a flexible wing, said wing including a trifurcated frame having a central keel boom and a pair of converging, leading, edge booms intersecting at their forward ends, forming an acute triangle, said booms being held in rigid angular relation to each other by a transverse support beam;
A motorized vehicle having an engine therein, said vehicle being pivotally connected to said flexible wing, and positioned beneath and remotely therefrom, said motorized vehicle comprises:
a motorcycle;
truss means pivotally interconnecting said wing to said motorized vehicle, wherein said truss means comprises:
a forward adjustable strut member pivotally attached to the forward portion of said central keel boom at one end thereof, the opposite end of said strut being pivotally attached to said motorcycle, said forward, adjustable, strut member includes:
an upper, adjustable, elongated, strut member;
a lower, tubular, strut member whereby one end of said upper strut is slidably received therein;
a pair of centrally disposed strut members pivotally attached to the outer ends of said transverse support beam, each strut depending downwardly and inclined inwardly, pivotally attaching to either side of said motorcycle; and
a second pair of oppositely disposed strut members wherein the upper ends of said strut members are pivotally connected to the rear of said central keel boom and project downwardly therefrom, being pivotally connected at their lower ends to said motorcycle;
pivotal means connecting one end of said truss means to said wing, and the opposite end thereof to said motorized vehicle;
a releaseable means mounted to one of said truss means whereby the angle of said wing relative to said motorized vehicle can be changed to cause said motorized hang-glider to be airborn; wherein said releaseable means comprises:
a cylindrical housing having a pair of elongated, diametrically opposed slots disposed therein, said housing being secured to said lower strut member;
a shank member slidably received in said housing and forming a part of said upper strut member;
a locking means for releaseably locking said shank in a retracted mode of operation; and
means attached to said shank member to provide limited movement of said upper strut member;

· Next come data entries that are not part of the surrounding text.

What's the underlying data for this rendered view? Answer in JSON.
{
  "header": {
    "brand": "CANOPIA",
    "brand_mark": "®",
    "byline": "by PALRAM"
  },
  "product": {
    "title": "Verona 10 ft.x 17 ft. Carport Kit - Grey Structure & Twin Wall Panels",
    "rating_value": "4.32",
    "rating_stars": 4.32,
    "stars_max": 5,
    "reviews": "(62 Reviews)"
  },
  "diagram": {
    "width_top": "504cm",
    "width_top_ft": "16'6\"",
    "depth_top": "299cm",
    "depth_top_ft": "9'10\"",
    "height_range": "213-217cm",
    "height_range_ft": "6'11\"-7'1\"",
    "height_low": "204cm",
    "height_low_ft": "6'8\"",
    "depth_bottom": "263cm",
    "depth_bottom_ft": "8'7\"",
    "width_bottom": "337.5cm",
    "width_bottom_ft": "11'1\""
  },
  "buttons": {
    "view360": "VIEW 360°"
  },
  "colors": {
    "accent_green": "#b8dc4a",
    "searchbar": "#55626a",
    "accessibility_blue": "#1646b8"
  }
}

2. A motorized hang-glider as recited in claim 1, wherein said release means includes:

a hand grip attached to said motorcycle;
a spring-biased locking pin for releasable engagement with said shank member; and
a flexible cable operably interconnecting said handle grip and said locking pin.

3. A motorized hang-glider as recited in claim 2, wherein a biasing spring is interdisposed between said upper strut member and said lower strut member, whereby when said locking pin is released from said upper strut, said upper strut is biased upwardly, changing the angle of attack of said wing.

Referenced Cited
U.S. Patent Documents
1033646 July 1912 Wilson
3102703 September 1963 Armstrong et al.
3135482 June 1964 Girard
3135483 June 1964 Girard
3140842 July 1964 Craigo et al.
3190583 June 1965 Stoppe
3361388 January 1968 Girard et al.
3610660 October 1971 Price
Other references
  • Sleeman, Jr. et al.; Parawing Aerodynamics; Aeronautics and Aerospace Engineering; pp. 49-51; June, 1963. Everett; I Fly the Flexwing; Interavia; p. 1520; 11/1961. Everett; Pterodactyl Flex-Wing; Popular Mechanics; pp. 85-88; 11/1961. Flexible Wings at Work; Flight International; pp. 170, 171, 185, 8/1/1963. New York Times, July 10, 1921.
Patent History
Patent number: 4068810
Type: Grant
Filed: May 5, 1975
Date of Patent: Jan 17, 1978
Inventor: Douglas J. Malewicki (Irvine, CA)
Primary Examiner: Joseph F. Peters, Jr.
Assistant Examiner: Donn McGiehan
Application Number: 5/574,308
Current U.S. Class: Composite Aircraft (244/2); 244/DIG1; Glider (244/16); 180/1R; 180/33R
International Classification: B64C 3702;